_DATA TO EXAMINE:_
=== Begin Enclosure ===
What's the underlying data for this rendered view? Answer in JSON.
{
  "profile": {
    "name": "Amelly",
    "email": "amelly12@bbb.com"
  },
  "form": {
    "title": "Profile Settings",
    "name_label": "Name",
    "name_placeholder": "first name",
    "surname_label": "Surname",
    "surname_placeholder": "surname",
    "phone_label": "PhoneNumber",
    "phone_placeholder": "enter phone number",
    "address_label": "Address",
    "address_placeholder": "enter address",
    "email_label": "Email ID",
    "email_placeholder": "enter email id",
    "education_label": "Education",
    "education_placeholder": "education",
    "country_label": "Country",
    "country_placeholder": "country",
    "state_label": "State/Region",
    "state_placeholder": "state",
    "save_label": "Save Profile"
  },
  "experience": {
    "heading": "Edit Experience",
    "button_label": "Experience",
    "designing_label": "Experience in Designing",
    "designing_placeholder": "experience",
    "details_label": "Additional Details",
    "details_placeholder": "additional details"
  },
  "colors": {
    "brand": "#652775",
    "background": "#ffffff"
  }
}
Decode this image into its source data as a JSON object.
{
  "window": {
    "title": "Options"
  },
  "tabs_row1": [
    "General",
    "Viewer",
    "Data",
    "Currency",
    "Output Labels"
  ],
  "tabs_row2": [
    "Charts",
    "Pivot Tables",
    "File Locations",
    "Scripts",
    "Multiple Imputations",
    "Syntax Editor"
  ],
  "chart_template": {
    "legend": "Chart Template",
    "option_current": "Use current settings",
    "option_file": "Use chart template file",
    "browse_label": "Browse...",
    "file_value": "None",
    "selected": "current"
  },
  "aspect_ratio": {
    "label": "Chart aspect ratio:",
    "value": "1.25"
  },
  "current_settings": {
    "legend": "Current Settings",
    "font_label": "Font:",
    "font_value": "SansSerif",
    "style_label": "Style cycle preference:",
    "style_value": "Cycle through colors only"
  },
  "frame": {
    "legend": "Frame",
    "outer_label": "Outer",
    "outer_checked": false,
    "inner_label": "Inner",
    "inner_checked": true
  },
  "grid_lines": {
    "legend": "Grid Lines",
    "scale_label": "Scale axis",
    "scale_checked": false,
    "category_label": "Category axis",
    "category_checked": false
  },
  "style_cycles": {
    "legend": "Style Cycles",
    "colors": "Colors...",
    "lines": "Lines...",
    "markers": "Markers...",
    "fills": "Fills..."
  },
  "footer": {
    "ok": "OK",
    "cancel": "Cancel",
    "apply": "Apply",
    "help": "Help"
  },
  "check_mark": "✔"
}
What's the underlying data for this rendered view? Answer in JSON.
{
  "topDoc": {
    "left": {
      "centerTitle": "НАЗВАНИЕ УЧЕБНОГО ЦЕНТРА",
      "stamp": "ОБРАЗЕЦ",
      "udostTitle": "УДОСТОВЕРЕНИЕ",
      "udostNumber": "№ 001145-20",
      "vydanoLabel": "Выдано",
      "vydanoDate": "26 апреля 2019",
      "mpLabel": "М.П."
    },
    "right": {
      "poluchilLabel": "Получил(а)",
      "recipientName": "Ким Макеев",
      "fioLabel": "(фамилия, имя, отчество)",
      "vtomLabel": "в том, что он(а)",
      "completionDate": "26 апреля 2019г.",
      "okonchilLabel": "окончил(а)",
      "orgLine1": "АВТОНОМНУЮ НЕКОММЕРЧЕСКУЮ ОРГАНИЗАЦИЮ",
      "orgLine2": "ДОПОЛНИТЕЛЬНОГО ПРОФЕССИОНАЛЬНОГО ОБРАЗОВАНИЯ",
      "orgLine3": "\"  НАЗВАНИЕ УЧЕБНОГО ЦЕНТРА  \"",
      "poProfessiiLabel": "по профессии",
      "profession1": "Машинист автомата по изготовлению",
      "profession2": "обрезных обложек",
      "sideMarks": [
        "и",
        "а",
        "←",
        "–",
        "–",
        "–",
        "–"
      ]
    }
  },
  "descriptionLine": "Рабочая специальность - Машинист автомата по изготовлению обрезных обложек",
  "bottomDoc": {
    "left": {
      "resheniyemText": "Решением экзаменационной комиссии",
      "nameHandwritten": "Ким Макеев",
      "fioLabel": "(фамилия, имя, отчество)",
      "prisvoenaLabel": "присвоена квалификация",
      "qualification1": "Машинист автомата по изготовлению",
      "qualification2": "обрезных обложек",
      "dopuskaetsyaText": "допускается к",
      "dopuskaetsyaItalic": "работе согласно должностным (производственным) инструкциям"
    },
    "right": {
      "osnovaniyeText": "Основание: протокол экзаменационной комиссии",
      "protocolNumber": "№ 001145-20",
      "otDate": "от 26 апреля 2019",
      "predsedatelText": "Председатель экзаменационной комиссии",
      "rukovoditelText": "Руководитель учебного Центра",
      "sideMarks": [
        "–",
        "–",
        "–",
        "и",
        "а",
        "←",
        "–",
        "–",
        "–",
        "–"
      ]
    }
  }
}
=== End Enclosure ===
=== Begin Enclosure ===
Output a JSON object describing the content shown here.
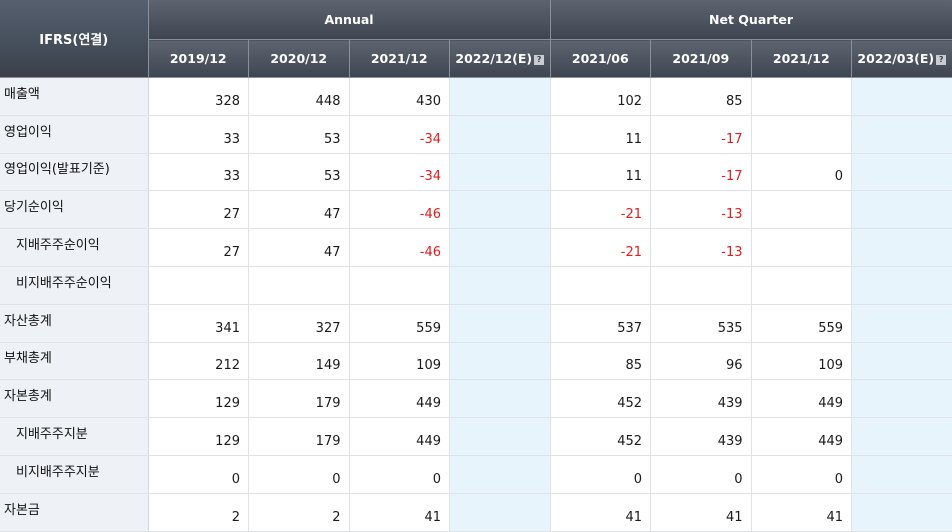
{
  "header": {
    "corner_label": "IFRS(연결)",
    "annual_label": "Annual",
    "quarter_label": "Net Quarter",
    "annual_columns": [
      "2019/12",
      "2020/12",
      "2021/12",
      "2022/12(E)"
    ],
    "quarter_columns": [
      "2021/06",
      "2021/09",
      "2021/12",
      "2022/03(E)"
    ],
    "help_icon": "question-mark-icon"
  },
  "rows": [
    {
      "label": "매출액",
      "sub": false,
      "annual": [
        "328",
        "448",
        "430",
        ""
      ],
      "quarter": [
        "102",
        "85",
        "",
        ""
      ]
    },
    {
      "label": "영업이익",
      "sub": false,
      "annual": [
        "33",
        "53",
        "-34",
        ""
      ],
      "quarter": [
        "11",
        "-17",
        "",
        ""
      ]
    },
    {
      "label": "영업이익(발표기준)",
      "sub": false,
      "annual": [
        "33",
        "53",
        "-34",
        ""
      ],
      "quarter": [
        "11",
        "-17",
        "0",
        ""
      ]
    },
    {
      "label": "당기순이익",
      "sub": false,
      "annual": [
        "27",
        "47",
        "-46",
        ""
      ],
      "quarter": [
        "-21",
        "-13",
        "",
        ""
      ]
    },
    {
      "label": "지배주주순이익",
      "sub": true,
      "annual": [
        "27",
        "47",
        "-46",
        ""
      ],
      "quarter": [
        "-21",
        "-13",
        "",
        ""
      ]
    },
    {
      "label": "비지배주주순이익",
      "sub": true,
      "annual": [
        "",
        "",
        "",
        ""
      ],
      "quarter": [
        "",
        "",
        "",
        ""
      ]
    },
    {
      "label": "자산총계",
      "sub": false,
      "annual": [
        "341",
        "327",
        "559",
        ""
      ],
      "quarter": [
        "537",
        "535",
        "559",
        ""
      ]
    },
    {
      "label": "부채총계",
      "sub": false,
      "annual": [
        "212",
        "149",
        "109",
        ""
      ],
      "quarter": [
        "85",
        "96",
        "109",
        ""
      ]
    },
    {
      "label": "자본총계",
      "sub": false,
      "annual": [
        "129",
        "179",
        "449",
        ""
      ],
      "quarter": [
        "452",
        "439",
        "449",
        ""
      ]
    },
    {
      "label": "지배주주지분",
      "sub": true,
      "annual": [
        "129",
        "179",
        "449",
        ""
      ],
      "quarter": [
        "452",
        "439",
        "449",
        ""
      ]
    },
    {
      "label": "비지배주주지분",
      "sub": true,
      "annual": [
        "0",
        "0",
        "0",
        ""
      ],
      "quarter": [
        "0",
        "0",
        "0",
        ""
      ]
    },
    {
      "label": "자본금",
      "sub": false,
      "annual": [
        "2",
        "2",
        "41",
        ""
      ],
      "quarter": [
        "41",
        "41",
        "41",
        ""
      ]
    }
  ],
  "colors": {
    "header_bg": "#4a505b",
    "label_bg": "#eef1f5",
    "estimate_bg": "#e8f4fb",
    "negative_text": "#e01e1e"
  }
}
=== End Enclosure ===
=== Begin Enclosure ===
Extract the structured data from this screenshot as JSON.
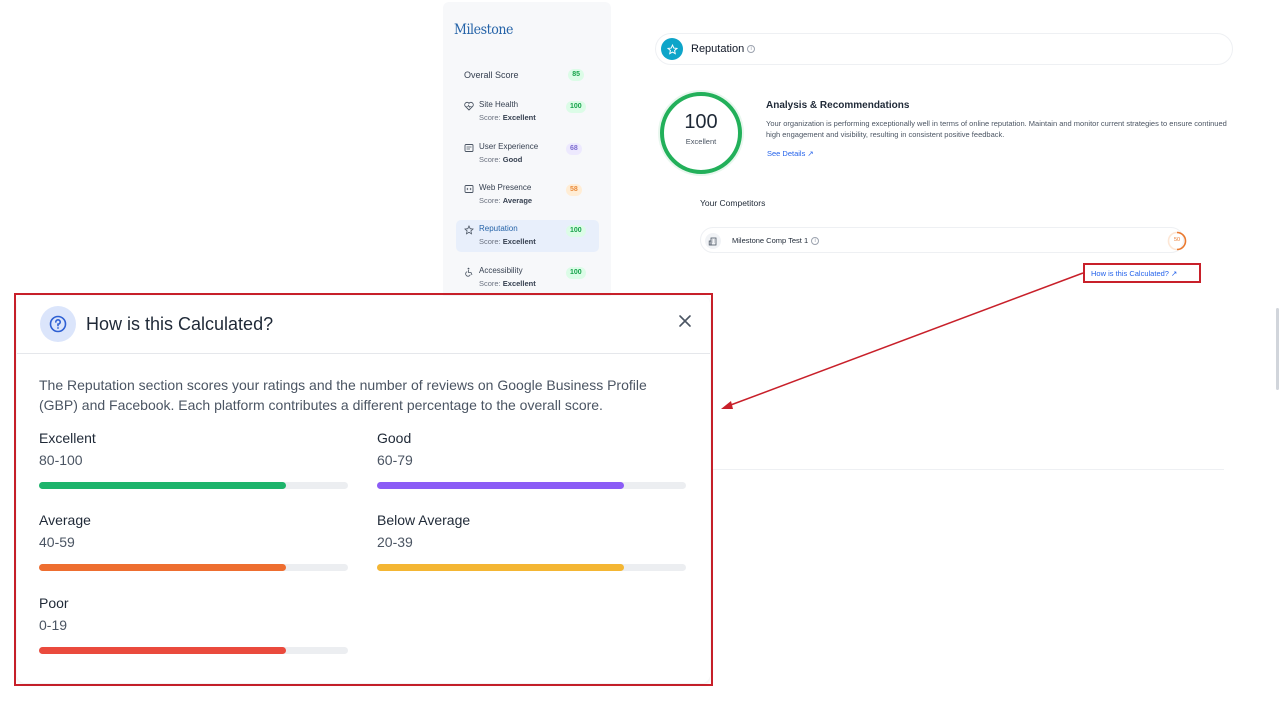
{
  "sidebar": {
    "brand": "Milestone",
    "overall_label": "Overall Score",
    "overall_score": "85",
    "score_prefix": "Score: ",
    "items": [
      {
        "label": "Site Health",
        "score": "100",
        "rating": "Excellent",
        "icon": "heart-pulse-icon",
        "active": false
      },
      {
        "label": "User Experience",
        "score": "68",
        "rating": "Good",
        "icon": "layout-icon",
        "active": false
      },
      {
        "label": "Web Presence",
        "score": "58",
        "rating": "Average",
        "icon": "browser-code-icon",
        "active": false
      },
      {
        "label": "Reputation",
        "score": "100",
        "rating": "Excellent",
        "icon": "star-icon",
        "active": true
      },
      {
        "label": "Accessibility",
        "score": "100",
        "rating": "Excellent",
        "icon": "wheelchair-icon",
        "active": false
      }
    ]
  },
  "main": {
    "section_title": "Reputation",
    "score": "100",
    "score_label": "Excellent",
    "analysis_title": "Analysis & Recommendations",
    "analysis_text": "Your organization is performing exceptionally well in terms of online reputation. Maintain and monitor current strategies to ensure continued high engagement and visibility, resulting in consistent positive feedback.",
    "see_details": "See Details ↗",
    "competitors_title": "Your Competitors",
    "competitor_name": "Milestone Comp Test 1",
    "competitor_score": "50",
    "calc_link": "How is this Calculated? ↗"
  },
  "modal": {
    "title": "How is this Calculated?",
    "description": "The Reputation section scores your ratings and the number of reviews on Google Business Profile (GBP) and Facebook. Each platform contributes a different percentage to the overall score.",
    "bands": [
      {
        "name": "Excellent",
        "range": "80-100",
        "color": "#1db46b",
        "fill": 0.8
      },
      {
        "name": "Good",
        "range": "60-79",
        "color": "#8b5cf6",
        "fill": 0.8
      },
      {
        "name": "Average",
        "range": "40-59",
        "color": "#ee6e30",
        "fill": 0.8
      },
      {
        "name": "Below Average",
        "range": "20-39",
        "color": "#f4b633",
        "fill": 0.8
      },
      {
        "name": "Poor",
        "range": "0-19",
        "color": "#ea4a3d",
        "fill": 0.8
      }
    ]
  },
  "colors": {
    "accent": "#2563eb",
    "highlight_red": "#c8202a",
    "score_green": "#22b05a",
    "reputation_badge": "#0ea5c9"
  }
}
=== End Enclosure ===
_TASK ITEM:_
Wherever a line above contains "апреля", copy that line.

_RESPONSE FOR THIS EXERCISE:_
      "vydanoDate": "26 апреля 2019",
      "completionDate": "26 апреля 2019г.",
      "otDate": "от 26 апреля 2019",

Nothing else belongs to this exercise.